Newscast for Thursday, January 24, 2013
- Year: 2013
- Length: 29:03 minutes (26.6 MB)
- Format: MP3 Mono 44kHz 128Kbps (CBR)
As sexual assault and rape continues to affect millions of people across the globe, a new report finds police in the nation’s Capital are failing to investigate these crimes. Human Rights Watch spent three years interviewing survivors, hospital staff and counselors in Washington, DC as well as analyzing police and hospital records. The group found that an estimated 40 percent of sexual assault reports at one hospital were not “documented or properly investigated.” Sarah Darehshori is one of the report’s authors.
“One of our overall concerns was that, prior to our notifying the department of our findings, sexually assault unit detectives received no training in sexual assault cases before they joined the sexual assault unit. There are no—the entire detective training program only included some training on the definition of sex abuse in DC. There was no systematic training for the um, people on the ground, the patrol officers on assaults. No training on trauma interviewing techniques. Basically, all the training was on the job.”
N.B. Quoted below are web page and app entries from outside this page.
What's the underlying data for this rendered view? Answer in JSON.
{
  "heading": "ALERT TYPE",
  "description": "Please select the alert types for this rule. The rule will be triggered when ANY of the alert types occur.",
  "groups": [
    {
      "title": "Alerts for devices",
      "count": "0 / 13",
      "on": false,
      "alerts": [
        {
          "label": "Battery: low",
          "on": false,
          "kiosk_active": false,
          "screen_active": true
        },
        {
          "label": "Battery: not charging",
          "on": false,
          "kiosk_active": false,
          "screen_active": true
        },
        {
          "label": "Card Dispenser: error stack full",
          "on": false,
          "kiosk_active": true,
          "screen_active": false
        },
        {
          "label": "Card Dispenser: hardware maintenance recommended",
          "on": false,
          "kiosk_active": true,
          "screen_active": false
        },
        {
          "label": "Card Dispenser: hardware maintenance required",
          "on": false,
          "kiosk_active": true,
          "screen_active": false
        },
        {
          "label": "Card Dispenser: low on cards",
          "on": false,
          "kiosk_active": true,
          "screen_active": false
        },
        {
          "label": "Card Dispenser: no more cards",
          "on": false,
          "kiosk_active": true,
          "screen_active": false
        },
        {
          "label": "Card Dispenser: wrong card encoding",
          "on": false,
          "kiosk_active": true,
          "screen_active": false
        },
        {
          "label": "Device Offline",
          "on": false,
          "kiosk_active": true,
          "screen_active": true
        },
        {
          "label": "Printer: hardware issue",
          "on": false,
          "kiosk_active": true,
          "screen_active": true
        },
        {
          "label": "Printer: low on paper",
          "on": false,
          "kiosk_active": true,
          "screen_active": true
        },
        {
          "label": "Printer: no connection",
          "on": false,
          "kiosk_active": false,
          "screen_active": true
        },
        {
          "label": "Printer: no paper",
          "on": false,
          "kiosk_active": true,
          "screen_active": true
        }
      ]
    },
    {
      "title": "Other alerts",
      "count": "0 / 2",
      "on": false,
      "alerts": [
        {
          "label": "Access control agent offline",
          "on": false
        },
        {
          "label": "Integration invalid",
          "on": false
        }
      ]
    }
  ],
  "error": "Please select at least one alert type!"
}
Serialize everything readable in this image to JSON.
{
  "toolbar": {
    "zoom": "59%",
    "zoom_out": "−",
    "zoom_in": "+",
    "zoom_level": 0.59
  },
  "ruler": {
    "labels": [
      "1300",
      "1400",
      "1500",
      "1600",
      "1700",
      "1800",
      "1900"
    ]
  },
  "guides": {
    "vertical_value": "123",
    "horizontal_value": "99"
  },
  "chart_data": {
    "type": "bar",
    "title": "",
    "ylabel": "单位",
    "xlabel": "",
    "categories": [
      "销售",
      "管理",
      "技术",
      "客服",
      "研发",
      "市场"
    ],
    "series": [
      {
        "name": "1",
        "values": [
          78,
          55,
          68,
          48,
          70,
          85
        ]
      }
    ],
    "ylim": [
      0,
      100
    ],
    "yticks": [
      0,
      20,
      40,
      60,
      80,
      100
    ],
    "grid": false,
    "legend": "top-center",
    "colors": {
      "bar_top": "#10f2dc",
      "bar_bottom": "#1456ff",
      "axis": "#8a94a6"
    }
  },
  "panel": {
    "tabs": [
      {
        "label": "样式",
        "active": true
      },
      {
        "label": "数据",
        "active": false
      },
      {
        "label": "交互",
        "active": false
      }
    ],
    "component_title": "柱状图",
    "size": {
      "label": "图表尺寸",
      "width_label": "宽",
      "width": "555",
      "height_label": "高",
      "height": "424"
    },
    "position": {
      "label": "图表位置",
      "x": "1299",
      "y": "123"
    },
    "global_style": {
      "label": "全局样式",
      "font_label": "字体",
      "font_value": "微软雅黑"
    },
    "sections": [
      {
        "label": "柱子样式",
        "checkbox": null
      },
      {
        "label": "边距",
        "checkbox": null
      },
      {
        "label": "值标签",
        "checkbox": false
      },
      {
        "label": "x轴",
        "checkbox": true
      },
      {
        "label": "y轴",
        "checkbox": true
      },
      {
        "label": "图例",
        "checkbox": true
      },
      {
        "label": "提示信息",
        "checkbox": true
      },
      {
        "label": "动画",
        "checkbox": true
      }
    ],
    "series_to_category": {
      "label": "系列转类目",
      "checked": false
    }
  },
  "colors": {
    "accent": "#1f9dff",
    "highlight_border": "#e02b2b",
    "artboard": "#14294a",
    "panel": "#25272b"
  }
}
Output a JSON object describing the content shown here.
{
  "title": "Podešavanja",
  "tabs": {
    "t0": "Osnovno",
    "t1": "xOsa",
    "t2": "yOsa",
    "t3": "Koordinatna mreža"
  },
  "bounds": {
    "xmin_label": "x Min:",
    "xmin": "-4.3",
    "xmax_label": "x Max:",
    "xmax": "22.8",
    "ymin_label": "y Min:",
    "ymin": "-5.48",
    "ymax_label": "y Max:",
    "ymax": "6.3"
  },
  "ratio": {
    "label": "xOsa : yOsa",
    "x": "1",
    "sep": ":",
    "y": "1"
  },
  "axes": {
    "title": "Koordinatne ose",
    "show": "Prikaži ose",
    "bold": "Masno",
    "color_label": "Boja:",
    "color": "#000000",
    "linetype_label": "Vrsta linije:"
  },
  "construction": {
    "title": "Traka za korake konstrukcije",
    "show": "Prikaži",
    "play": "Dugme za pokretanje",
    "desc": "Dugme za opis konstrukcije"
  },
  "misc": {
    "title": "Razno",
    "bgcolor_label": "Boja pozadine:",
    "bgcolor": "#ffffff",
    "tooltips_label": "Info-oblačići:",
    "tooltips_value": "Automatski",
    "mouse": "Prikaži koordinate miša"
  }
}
Sexual assault survivors told Human Rights Watch they felt the police were skeptical of their accounts, creating an environment where they didn’t feel safe to share details of the crime.
“I started to feel like a victim because of my interactions with police. They didn’t believe me, they made me feel ashamed for questioning them. They—they made me question myself and what happened. How—they made me feel like I was making something up, when all I was trying to do was tell them what happened so it could be reported accurately so that it wouldn’t happen again.”
Human Rights Watch is calling on the department to acknowledge the past problems and hold those involved accountable. The group’s Darehshori says she’d also like to see the creation of an external review process for the department’s sexual assault unit, which she says has worked well in Philadelphia and other cities. The DC Metropolitan Police department criticized the report, saying it used “flawed methodology” and “makes sweeping allegations that are not backed by facts.” Human rights advocates are also calling on Congress to reauthorize the Violence Against Women Act after it failed to do so last month. The act, which expired in 2011, funds community and law enforcement programs to help sexual assault survivors.
In Washington today, President Obama made two key cabinet choices that will impact how big banks and SuperPACs are regulated in his second term. The President tapped Mary Jo White to lead the Securities and Exchange Commission, and re-nominated Richard Cordray for the Consumer Financial Protection Bureau. The cabinet staffing process also moved forward on Capitol Hill, where Senators questioned one of the President’s most prominent picks: Massachusetts Democrat John Kerry, the nominee for Secretary of State. If confirmed, Kerry would face major diplomatic decisions ranging from Iran’s nuclear power program and the Middle East peace process to free trade agreements and the Keystone XL pipeline. FSRN’s Alice Ollstein has more.
Today, the European Parliament’s Committee on Agriculture and Rural Development approved a plan could have lasting effects on the region’s farms and food production for the next decade. But small and organic farmers and environmentalists say the plan, known as the Common Agricultural Policy or CAP, doesn’t do enough to promote green measures, such as crop rotation and diversification. They say it also reduces the amount of land required to be protected as ecological zones. For more, we’re joined by Stanka Becheva, food and agriculture campaigner at Friends of the Earth Europe, she’s also part of the Good Food, Good Farming Campaign and joins us from Brussels.
The Palestinian Authority is preparing to submit an application to UNESCO recommending the nomination of the small, ancient village of Battir as a World Heritage Site. This would be the second World Heritage listing after a successful nomination of Bethlehem’s Church of Nativity last June. Located in the West Bank, Battir is known for its agricultural terraces and roman-era ruins. But Israeli officials plan to erect a barrier through the area, which cultural experts say would threaten this sensitive site. FSRN’s Lena Odgaard reports.
The nation’s largest nurses union and the fastest growing healthcare workers union are joining forces in what they say is an effort to fight for higher labor standards in the healthcare industry. The first-of-its-kind healthcare union affiliation comes as Kaiser Permanente workers in California prepare to decide on which union will represent them. FSRN’s Max Pringle reports.